Although there are no recommended or proven treatments to date, management of ME/CFS includes reassurance and support about the condition and how things will improve with time. It is difficult to predict when and how much someone with ME/CFS will improve, since this varies a great deal between individuals.
Cognitive behavioural therapy and exercise (starting slow and increasing over time) appear to produce the most benefit. A doctor will likely combine a number of different treatments aimed at addressing your specific symptoms, including:
- medical intervention and medications
- alternative therapies
- psychotherapy (cognitive behavioural therapy)
- physical and lifestyle adjustments
Since no medication has been specifically proven to cure ME/CFS, medications are used to treat some of the symptoms that are seen with ME/CFS. For depression, antidepressants such as selective serotonin reuptake inhibitors (SSRIs; e.g., paroxetine*, sertraline) or tricyclic antidepressants (TCAs; e.g., amitriptyline, imipramine) may be used. Antianxiety medications such as lorazepam may be used to treat anxiety. Sleeping pills, such as zopiclone, may be used to treat certain sleep disorders. Nonsteroidal anti-inflammatory drugs (NSAIDs) are used for headaches, fever, and general aches and pains.
ME/CFS can sometimes go away on its own. Medications should therefore be tried for short periods and then stopped, and the person's status should be reassessed before continuing with medication treatment.
Some people seek alternative therapies, including massage, acupuncture, herbal products, and dietary supplements. Herbal preparations that have been used by some people with ME/CFS include astragalus, borage seed oil, bromelain, comfrey, echinacea, garlic, ginkgo biloba, ginseng, primrose oil, quercetin, St. John's wort, and shiitake mushroom extract.
The value of alternative remedies is questionable. With few exceptions, most of these remedies haven't been shown to be effective for treating ME/CFS patients. Many people believe that just because herbal products are "natural" they're also safe. This isn't always true: besides containing an active compound that may have medicinal properties, unrefined plant preparations also have other substances that can harm you. Comfrey and high doses of ginseng, for example, are known to have harmful effects. As well, herbal preparations and dietary supplements can interfere with other medications you may be taking or cause side effects.
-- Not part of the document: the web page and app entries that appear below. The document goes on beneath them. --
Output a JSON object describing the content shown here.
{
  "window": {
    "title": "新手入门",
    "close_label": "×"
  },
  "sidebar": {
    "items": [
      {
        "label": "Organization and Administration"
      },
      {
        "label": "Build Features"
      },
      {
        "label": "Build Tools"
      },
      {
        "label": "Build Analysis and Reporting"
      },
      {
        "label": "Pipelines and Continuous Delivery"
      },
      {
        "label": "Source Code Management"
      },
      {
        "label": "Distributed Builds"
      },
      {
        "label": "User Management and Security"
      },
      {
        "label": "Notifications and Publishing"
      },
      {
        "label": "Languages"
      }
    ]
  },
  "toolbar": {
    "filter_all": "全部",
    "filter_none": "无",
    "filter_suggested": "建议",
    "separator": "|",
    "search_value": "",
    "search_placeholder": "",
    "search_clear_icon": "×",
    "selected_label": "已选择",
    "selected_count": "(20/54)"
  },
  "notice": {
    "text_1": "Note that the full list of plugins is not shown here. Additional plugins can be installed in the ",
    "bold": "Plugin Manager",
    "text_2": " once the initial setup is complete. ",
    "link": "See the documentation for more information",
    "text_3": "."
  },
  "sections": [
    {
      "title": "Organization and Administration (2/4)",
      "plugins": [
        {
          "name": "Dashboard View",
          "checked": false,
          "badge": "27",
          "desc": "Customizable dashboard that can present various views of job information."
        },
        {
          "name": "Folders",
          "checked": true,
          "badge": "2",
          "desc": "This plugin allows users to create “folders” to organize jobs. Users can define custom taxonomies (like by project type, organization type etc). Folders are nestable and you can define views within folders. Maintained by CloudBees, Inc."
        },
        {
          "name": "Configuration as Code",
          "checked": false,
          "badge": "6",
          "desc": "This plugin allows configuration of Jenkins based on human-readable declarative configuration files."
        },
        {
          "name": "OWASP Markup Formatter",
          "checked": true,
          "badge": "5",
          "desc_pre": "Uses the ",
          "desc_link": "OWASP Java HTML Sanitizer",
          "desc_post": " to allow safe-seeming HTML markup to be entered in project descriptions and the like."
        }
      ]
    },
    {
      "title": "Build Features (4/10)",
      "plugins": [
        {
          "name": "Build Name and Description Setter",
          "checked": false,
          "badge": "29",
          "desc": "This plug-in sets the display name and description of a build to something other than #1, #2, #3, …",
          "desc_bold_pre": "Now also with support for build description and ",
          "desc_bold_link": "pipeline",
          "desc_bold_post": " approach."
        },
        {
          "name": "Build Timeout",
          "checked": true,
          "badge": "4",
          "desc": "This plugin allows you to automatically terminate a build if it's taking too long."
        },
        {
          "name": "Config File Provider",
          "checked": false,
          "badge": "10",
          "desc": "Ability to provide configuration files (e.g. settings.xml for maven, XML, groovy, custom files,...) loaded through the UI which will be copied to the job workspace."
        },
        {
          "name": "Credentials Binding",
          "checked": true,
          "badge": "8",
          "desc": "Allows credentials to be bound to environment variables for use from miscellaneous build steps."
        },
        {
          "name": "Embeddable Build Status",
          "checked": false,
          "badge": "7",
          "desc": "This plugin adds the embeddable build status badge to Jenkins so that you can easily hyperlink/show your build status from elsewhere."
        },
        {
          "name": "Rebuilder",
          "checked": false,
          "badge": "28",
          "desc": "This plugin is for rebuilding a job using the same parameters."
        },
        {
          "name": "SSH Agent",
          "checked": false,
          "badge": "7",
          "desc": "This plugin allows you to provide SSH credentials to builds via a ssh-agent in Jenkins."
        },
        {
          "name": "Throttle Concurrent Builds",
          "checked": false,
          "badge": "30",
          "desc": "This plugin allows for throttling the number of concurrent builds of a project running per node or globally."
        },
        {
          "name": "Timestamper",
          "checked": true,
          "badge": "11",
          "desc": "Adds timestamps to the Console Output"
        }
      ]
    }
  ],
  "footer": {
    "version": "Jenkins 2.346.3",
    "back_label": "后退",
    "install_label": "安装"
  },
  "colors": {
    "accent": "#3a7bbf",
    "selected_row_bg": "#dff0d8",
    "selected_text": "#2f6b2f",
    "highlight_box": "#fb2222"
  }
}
Before taking alternative remedies, talk to a doctor or pharmacist about what's safe and appropriate for your specific situation.
Psychotherapy is another strategy that can help people with ME/CFS and their families to cope with the symptoms of ME/CFS. Cognitive behavioural therapy may help alleviate some of the distress and concerns about ME/CFS and its affects on your work and personal life.
Physical and lifestyle changes may also be recommended. Prolonged lack of exercise can exacerbate physical weakness. A graded exercise regimen can be a means of restoring some of the loss of energy and stamina. "Graded" exercise means starting exercise slowly and gradually increasing the amount and intensity over time.
Learning ways to manage energy levels is important; for instance, overexertion during periods of good health can lead to a return of symptoms. Finding ways to cope and deal with physical and emotional stresses can help prevent a return of ME/CFS symptoms.
*All medications have both common (generic) and brand names. The brand name is what a specific manufacturer calls the product (e.g., Tylenol®). The common name is the medical name for the medication (e.g., acetaminophen). A medication may have many brand names, but only one common name. This article lists medications by their common names. For information on a given medication, check our Drug Information database. For more information on brand names, speak with your doctor or pharmacist.
All material copyright MediResource Inc. 1996 – 2017. Terms and conditions of use. The contents herein are for informational purposes only. Always seek the advice of your physician or other qualified health provider with any questions you may have regarding a medical condition. Source: www.medbroadcast.com/condition/getcondition/Myalgic-EncephalomyelitisChronic-Fatigue-Syndrome